_DIRECTIONS_. Work out the number of lines below containing the word "Открыть" and give nothing besides it.

[Items from an interface collection]
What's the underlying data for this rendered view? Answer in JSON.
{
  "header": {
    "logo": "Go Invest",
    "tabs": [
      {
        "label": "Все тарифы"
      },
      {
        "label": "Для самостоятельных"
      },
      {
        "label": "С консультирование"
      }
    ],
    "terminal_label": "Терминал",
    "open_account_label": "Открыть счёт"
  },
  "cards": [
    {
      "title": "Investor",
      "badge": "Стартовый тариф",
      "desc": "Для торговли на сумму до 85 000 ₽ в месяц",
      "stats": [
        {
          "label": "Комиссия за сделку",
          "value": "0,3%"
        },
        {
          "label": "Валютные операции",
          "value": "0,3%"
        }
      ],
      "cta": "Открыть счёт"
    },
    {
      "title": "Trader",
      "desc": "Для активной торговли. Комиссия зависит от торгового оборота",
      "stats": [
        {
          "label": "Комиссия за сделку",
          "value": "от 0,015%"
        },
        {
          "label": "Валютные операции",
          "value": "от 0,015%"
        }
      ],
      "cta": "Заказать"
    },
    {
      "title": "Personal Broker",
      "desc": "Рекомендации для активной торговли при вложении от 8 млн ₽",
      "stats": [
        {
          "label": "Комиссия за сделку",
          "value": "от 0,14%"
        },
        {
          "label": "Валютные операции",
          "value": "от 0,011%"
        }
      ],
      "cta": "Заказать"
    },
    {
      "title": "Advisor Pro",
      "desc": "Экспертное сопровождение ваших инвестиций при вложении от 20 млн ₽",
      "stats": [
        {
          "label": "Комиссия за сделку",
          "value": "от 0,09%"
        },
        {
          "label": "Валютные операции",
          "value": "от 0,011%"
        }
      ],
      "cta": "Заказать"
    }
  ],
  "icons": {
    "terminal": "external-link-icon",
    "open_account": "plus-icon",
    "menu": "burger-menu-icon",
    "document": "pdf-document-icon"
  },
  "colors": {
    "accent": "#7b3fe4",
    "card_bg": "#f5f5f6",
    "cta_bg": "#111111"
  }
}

_SOLVED EXERCISE_. 2